A Star To Follow by Trans-Siberian Orchestra | I love this song for the same reason I do Third Day’s “Christmas Like a Child”—its inclusion of both children’s and adults’ voices. The harmonies between those two ever-separating (in the eyes of society) peoples parallels the sweetness of how much a child could teach and give to the grown-up world, callow though he may be. (My previous post sought to explain that—I’d strongly recommend you read it.)
Somewhere in My Memory by John Williams | The only secular Christmas song on this list, but nevertheless still beautiful. If you’ve ever watched the first Home Alone film, you’ll see what I mean and can appreciate the piece to its full potential.

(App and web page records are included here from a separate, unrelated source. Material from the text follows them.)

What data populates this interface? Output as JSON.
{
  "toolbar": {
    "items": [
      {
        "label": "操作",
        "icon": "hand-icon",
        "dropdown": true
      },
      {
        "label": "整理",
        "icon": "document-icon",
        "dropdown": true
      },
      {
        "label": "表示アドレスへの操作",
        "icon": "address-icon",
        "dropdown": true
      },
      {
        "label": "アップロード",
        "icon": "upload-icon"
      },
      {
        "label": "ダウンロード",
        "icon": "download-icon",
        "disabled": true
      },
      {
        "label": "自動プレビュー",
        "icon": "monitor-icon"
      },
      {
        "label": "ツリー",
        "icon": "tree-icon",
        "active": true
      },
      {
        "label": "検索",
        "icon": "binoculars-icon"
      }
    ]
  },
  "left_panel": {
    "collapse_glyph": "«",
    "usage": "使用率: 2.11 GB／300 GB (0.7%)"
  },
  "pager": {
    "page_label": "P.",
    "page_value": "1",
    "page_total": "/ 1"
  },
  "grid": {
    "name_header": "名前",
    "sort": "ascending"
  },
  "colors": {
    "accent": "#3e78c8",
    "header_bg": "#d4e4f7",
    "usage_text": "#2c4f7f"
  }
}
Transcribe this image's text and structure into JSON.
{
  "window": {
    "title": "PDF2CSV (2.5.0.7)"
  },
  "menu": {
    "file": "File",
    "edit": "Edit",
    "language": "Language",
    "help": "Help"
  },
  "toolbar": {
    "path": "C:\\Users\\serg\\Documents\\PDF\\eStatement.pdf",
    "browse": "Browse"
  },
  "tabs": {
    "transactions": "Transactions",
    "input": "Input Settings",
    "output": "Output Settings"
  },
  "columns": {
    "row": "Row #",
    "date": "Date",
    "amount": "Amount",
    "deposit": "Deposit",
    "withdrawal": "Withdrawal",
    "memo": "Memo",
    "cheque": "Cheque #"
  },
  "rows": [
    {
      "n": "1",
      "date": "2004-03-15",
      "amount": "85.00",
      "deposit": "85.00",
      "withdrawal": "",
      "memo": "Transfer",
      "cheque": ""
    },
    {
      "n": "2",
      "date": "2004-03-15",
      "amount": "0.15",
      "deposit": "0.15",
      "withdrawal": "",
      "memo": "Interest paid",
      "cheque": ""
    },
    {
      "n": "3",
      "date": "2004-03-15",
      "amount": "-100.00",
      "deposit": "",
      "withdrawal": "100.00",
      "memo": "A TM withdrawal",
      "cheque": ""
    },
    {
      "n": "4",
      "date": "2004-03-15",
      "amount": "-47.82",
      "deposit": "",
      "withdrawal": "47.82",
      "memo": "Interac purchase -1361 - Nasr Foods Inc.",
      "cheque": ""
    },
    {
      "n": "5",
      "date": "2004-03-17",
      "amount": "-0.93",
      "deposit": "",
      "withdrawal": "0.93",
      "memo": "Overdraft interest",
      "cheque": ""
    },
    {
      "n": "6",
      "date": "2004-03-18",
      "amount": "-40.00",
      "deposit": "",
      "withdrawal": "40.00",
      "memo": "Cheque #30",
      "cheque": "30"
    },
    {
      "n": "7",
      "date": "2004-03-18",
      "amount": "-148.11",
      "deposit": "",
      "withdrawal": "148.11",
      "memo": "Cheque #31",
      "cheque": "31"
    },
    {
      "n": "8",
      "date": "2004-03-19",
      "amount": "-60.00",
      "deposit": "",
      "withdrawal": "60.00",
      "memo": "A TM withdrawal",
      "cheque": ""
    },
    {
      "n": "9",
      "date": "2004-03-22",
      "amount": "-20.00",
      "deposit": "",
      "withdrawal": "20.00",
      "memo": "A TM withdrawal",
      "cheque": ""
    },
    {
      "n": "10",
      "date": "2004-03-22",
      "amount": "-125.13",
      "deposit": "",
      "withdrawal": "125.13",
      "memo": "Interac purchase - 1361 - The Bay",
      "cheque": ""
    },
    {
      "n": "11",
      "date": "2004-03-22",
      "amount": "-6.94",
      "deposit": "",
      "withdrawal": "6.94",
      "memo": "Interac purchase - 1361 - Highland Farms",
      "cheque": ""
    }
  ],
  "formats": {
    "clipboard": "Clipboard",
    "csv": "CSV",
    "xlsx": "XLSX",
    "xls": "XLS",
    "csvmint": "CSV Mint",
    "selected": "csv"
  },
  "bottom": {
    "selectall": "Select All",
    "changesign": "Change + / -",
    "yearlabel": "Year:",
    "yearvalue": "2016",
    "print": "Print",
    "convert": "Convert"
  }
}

What Child Is This by Andrea Bocelli feat. Mary J. Blige | Groban is good, but Bocelli is the best—just like Shakespeare is the best writer of the English language, so I believe that Bocelli is the greatest singer living today—and perhaps out of all those who ever did live. If anyone could bring newfound beauty to this carol, Bocelli can and did.

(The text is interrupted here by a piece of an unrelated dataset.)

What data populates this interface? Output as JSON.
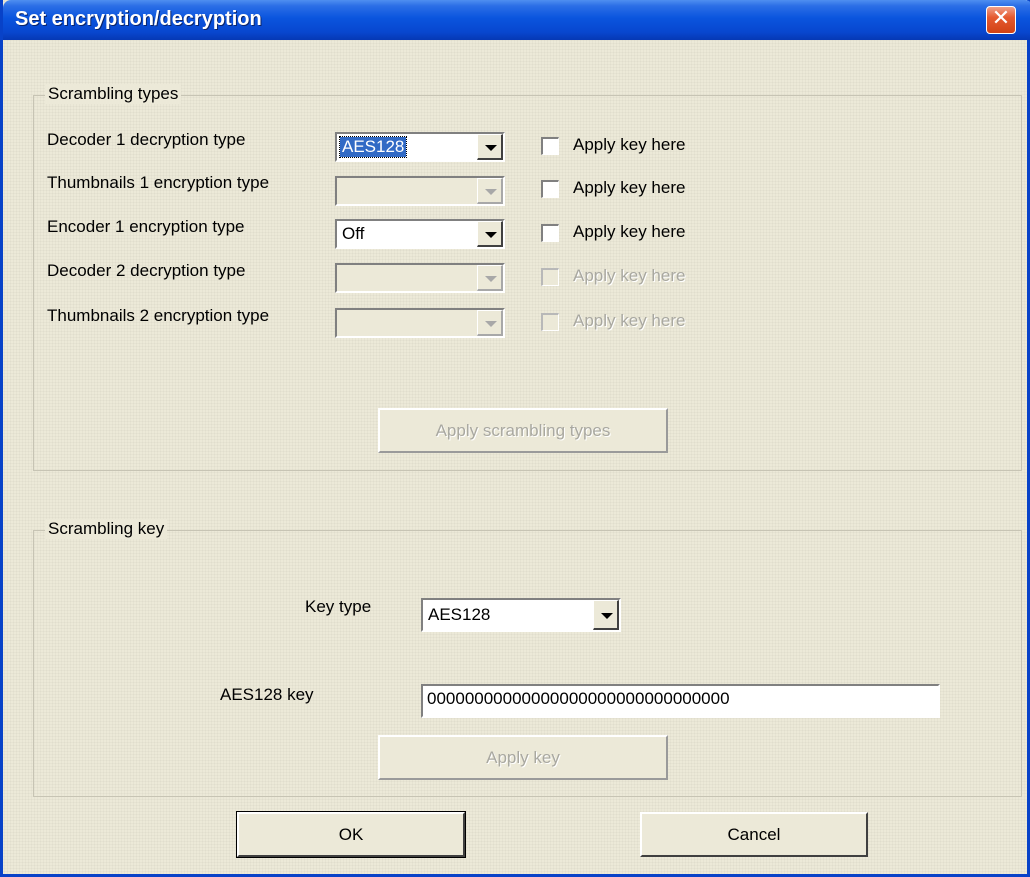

A Charlie Brown Christmas | Also known as “A Family Tradition”. A Charlie Brown Christmas features children speaking the truth of the Gospel without hindrance and with humorous charm—both of which ideas often seem unimaginable otherwise.
“The Star of Jacob” from the “Father Brown” TV series | G.K. Chesterton’s great detective solves a heartwarming Christmas mystery in “The Star of Jacob”…I wouldn’t be surprised if this were voted the #1 Best Christmas Television Episode of All Time.
Merry Christmas, everyone!
And the angel said unto her, Fear not, Mary: for thou hast found favour with God. And, behold, thou shalt conceive in thy womb, and bring forth a son, and shalt call his name JESUS. He shall be great, and shall be called the Son of the Highest: and the Lord God shall give unto him the throne of his father David: And he shall reign over the house of Jacob for ever; and of his kingdom there shall be no end. ~Luke 1:30-33, KJV
P.S. The next post will be my last (and perhaps most special!) post of the year, celebrating new beginnings, Shakespeare, and Christian hope. Stay tuned!
December 22, 2018